**Work instruction:** For each line in the data below that has the word "JSON", copy that line.

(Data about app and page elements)
━━━━
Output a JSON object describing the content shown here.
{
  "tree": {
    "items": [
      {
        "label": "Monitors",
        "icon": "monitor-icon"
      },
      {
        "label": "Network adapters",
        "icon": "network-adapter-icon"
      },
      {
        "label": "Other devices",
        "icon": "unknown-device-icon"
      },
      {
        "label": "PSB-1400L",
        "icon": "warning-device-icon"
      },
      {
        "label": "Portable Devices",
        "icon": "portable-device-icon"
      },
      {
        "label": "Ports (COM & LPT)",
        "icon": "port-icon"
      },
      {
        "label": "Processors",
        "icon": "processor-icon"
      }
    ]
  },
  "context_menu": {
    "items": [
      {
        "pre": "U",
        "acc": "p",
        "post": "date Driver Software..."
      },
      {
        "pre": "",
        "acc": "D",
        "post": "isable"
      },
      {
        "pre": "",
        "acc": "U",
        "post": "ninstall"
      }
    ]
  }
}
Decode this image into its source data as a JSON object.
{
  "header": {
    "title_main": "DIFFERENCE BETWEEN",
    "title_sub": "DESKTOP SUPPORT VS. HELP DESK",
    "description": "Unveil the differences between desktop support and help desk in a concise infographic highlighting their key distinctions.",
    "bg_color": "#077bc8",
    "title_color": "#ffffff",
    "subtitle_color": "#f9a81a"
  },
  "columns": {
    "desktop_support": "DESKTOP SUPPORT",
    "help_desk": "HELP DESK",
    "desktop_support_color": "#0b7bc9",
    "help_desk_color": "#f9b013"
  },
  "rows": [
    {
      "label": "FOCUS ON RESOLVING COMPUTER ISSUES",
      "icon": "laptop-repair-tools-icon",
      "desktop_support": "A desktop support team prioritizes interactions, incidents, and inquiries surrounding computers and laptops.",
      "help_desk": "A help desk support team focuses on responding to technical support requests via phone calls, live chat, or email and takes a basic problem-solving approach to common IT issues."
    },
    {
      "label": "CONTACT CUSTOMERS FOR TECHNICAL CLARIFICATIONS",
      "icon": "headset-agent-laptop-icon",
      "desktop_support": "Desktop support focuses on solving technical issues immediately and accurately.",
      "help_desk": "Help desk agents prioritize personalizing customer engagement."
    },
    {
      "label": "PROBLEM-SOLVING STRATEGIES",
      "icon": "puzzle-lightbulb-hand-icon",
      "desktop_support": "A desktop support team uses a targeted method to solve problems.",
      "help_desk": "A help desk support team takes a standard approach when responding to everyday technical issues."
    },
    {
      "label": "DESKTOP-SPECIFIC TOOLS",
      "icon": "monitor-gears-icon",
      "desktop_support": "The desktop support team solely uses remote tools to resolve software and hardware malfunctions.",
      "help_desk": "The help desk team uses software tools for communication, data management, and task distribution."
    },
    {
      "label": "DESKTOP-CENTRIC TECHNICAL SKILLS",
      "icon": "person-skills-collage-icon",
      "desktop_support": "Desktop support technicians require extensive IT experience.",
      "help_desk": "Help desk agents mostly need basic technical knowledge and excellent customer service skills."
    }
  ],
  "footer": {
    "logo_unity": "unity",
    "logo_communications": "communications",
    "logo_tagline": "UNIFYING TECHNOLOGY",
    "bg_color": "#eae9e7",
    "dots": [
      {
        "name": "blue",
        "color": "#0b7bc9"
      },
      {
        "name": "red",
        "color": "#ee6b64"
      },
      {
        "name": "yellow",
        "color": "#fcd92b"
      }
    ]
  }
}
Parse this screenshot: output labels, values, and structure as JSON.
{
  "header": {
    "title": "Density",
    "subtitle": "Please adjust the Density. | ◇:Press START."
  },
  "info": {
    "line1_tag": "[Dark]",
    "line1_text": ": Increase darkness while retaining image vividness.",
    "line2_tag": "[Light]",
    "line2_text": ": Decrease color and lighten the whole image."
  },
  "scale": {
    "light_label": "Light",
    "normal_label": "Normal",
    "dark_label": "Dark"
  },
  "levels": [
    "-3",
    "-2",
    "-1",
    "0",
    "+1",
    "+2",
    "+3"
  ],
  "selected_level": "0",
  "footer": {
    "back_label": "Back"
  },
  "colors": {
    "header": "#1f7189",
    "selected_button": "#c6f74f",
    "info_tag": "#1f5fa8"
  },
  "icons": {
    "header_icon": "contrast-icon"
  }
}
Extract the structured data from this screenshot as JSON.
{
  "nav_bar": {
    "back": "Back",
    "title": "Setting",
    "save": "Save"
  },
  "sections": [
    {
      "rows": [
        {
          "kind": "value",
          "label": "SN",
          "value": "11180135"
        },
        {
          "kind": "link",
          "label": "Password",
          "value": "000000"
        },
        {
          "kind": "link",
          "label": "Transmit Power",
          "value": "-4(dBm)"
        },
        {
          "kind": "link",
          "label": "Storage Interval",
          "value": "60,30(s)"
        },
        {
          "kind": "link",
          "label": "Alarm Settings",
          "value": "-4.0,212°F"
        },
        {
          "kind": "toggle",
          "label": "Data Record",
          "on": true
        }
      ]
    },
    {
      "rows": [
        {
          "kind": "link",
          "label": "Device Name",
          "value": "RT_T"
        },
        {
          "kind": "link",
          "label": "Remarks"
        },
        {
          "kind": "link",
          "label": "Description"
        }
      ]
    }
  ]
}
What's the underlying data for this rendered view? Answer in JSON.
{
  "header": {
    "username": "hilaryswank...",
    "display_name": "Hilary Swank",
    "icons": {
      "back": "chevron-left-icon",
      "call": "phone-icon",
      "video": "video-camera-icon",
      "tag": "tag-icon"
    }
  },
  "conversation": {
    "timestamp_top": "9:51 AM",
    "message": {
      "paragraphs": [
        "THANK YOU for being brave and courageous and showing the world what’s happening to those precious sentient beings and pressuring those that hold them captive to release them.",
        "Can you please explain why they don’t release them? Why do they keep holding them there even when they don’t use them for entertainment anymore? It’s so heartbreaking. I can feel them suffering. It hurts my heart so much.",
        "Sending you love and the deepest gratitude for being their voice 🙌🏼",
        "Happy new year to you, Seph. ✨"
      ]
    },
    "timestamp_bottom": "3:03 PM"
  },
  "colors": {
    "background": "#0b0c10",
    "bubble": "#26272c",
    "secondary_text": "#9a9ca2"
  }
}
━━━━
**Finished task:**
Output a JSON object describing the content shown here.
Decode this image into its source data as a JSON object.
Parse this screenshot: output labels, values, and structure as JSON.
Extract the structured data from this screenshot as JSON.
What's the underlying data for this rendered view? Answer in JSON.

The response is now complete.